Owsey is the producer of fine electronic Ambient Post Dubstep whatever music, if you haven't heard it yet why not? There's a download of his stuff right here. He was kind enough to respond when I asked him a few questions about himself and the results, well you decide. Press play and read on. Tell is who you are in 140 characters, twitter style? Owen, Owsey, music maker, human. Which part of world are you from and what's the best thing about it? I'm from Northern Ireland. It's renowned for its scenic offerings more than anything, but I love it for much more than just that. Describe yourself as an artist what is your style? I've no term/genre to summarise. It gets called ambient pop, chill wave, post dubstep etc., etc. But I've been making a handful of various styles for the past 6 months. I work a lot with photography, putting two & two together, music & imagery. It would be nice if people would refer back to the pictures when they hear my tunes, but it's in no way a necessity.
Composer spotlight with Ryo Ishido accomplished Film and Trailer Score Composer, winner of many awards including Trailer Music Awards 2012, 2013 and Most Original Composer, Nominated for best Vocal track
Nobody Dies in Dreamland
P.O.V Feat. Riven G
The Wizard’s Apprentice
Leitmotiv 5 2
Excerpts From El Shaddai
B’d U Feat. Charlotte P.
Tell us a little about yourself and what you do for a living?
My name is Ryo Ishido. After a venturesome vocational past, (I was working as a TV stage designer, spend a few years as special effects coordinator at the Bavaria Film Studios in Munich for movies such as Wolfgang Petersen’s / 20th Century Fox ” Enemy Mine”, and worked as a graphic designer for several game companies – Square Enix, Eidos & Nintendo and more) I’ve decided to cut it down a bit and become a composer for games.
But hey…. life has always something special on the plate for you…so after 2 scores for Xbox 360 arcade games, I slightly slipped into the sound library GUI scene. And now, as for a living, I’m designing user interfaces for companies such as Audiobro, Sample Logic, 8DIO, Sonokinetic, Cinesamples, Best Service/Eduardo Tarilonte, Open Labs and some, which I’m not allowed to talk about it yet in public. Besides this, I have finally got the chance to do the score for an upcoming TV documentary.
What is your niche or speciality, that makes you stand out from rest of the audio professionals?
Nothing…simply nothing. I just do “my thing”. If it stands out for someone…great. But I will never put me, myself and I over anyone else. I have a huge respect for any composer out there. Kudos.
Can you give us a brief summary of the equipment you use regularly?
Loads of stuff. Due to my work as an GUI designer for sample library companies, I get nearly everything for free, so this might be heaven…and hell…it is. Forgive me, if I do not name any company in particular. Oh, I can name one company, because I’m not working for them…Spectrasonics and their Omnisphere. Put me on Crusoes island…this is the one, I would pick.
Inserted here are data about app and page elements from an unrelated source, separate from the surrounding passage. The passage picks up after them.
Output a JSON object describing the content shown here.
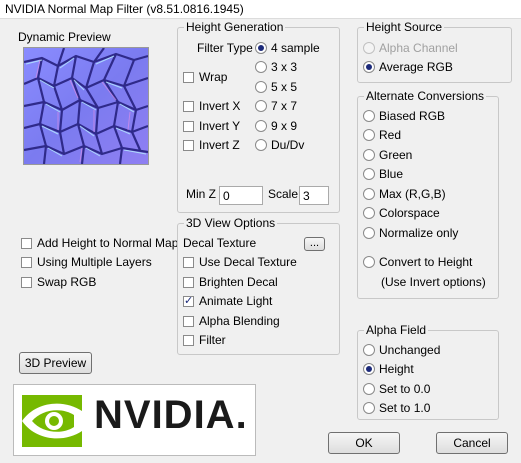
{
  "window": {
    "title": "NVIDIA Normal Map Filter (v8.51.0816.1945)"
  },
  "preview": {
    "title": "Dynamic Preview",
    "colors": {
      "base": "#7f7ff5",
      "crack": "#2f2a8a",
      "highlight": "#b7f0ff",
      "pink": "#d98ce5"
    }
  },
  "left_options": [
    {
      "label": "Add Height to Normal Map",
      "checked": false
    },
    {
      "label": "Using Multiple Layers",
      "checked": false
    },
    {
      "label": "Swap RGB",
      "checked": false
    }
  ],
  "preview3d_button": "3D Preview",
  "logo": {
    "text": "NVIDIA.",
    "icon": "nvidia-eye-icon",
    "accent": "#76b900"
  },
  "height_generation": {
    "title": "Height Generation",
    "filter_type_label": "Filter Type",
    "filters": [
      "4 sample",
      "3 x 3",
      "5 x 5",
      "7 x 7",
      "9 x 9",
      "Du/Dv"
    ],
    "selected_filter": "4 sample",
    "checkboxes": [
      "Wrap",
      "Invert X",
      "Invert Y",
      "Invert Z"
    ],
    "minz_label": "Min Z",
    "minz_value": "0",
    "scale_label": "Scale",
    "scale_value": "3"
  },
  "view3d": {
    "title": "3D View Options",
    "decal_texture_label": "Decal Texture",
    "browse_label": "...",
    "options": [
      {
        "label": "Use Decal Texture",
        "checked": false
      },
      {
        "label": "Brighten Decal",
        "checked": false
      },
      {
        "label": "Animate Light",
        "checked": true
      },
      {
        "label": "Alpha Blending",
        "checked": false
      },
      {
        "label": "Filter",
        "checked": false
      }
    ]
  },
  "height_source": {
    "title": "Height Source",
    "options": [
      {
        "label": "Alpha Channel",
        "checked": false,
        "disabled": true
      },
      {
        "label": "Average RGB",
        "checked": true,
        "disabled": false
      }
    ]
  },
  "alternate_conversions": {
    "title": "Alternate Conversions",
    "options": [
      "Biased RGB",
      "Red",
      "Green",
      "Blue",
      "Max (R,G,B)",
      "Colorspace",
      "Normalize only"
    ],
    "convert_label": "Convert to Height",
    "convert_note": "(Use Invert options)"
  },
  "alpha_field": {
    "title": "Alpha Field",
    "options": [
      "Unchanged",
      "Height",
      "Set to 0.0",
      "Set to 1.0"
    ],
    "selected": "Height"
  },
  "buttons": {
    "ok": "OK",
    "cancel": "Cancel"
  }
}
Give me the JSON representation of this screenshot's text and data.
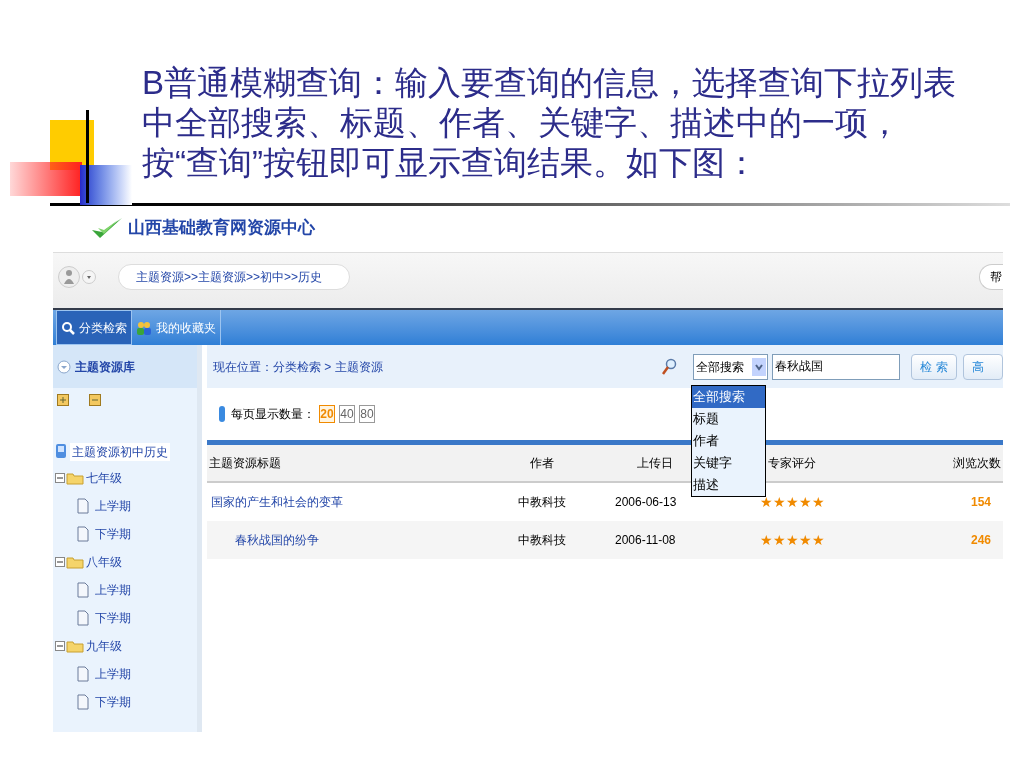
{
  "slide": {
    "text": "B普通模糊查询：输入要查询的信息，选择查询下拉列表中全部搜索、标题、作者、关键字、描述中的一项，按“查询”按钮即可显示查询结果。如下图："
  },
  "app": {
    "logo": "山西基础教育网资源中心",
    "breadcrumb": "主题资源>>主题资源>>初中>>历史",
    "help_button": "帮",
    "tabs": [
      {
        "label": "分类检索",
        "selected": true
      },
      {
        "label": "我的收藏夹",
        "selected": false
      }
    ],
    "sidebar": {
      "title": "主题资源库",
      "root": "主题资源初中历史",
      "tree": [
        {
          "label": "七年级",
          "expanded": true,
          "children": [
            {
              "label": "上学期"
            },
            {
              "label": "下学期"
            }
          ]
        },
        {
          "label": "八年级",
          "expanded": true,
          "children": [
            {
              "label": "上学期"
            },
            {
              "label": "下学期"
            }
          ]
        },
        {
          "label": "九年级",
          "expanded": true,
          "children": [
            {
              "label": "上学期"
            },
            {
              "label": "下学期"
            }
          ]
        }
      ]
    },
    "location": "现在位置：分类检索 > 主题资源",
    "search": {
      "scope": "全部搜索",
      "value": "春秋战国",
      "buttons": [
        "检 索",
        "高"
      ],
      "options": [
        {
          "label": "全部搜索",
          "selected": true
        },
        {
          "label": "标题",
          "selected": false
        },
        {
          "label": "作者",
          "selected": false
        },
        {
          "label": "关键字",
          "selected": false
        },
        {
          "label": "描述",
          "selected": false
        }
      ]
    },
    "page_size": {
      "label": "每页显示数量：",
      "options": [
        {
          "label": "20",
          "selected": true
        },
        {
          "label": "40",
          "selected": false
        },
        {
          "label": "80",
          "selected": false
        }
      ]
    },
    "table": {
      "columns": [
        "主题资源标题",
        "作者",
        "上传日",
        "专家评分",
        "浏览次数"
      ],
      "rows": [
        {
          "title": "国家的产生和社会的变革",
          "author": "中教科技",
          "date": "2006-06-13",
          "stars": 5,
          "views": "154",
          "children": [
            {
              "title": "春秋战国的纷争",
              "author": "中教科技",
              "date": "2006-11-08",
              "stars": 5,
              "views": "246"
            }
          ]
        }
      ]
    }
  }
}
What are your go-to plug-ins and software? (virtual instruments, audio processing etc.)
The one above mentioned….Omnisphere. And the one, that does a lot of damage as well as the other one, which is essential. (damn…I hate it, to be politically correct). I also use Illformed’s Glitch, as well as iZotope’s Stutter Edit a lot.
When do you find you are most creative?
I used to be a maniac during “night shifts”. Now I’m 51, so I’ll do my best around “normal working hours” but most of the time I do a long walk with my dog to reboot the system. Right after this, some magic could happen.
What is your usual process for creating audio content for games, films etc.?
Understanding. Trying to visualize the vision of my clients. Not showing off with ego skills. I’m simply trying to build a musical foundation to what is above it. Speaking of games…I’m perhaps building level design for the ears. Music should be supporting, not taking over it.
Are there any particular secrets to your creativity?
Focus…open your eyes and ears. Thinking outside of the box. Being myself, but also being inspired. Learning from fails. And respecting everyone.
Do you have any audio creation techniques that resulted in something interesting?
I’m an 80′s kid so I just love turning knobs, or how one would say today, soundshaping things. I’m also a big fan of creating tons of sound layers, just to remove most of them to the basics. Trying to tell a story, having highs and lows. Actually this is the most fun part for me after recording, looking for those parts and / or sounds which are telling the story and get rid of those that don’t. Less is more…true thing that is.
Any specific “lessons learned” on a project that you could share?
There is an “specific lesson learned” on every project I do. If not, this would be meant “creative stillstanding”. Every project is a constant curve upwards, if you are willing to see it…even if that curve includes tons of fails. You are growing up on them.
Any tips, hints or motivational speeches for the readers?
Be decent, moderate and kick some serious ass as well. Do not hunt down every Hans Zimmer score you might come along….be yourself. You can only sell your true “You”, not a copy of what might be hip to be square. And be respectful…You are trying to make it, as well as everyone else. Help, share and simply love what you do.
Click Here to Vote for Ryo at Driven Creativity Competition 2013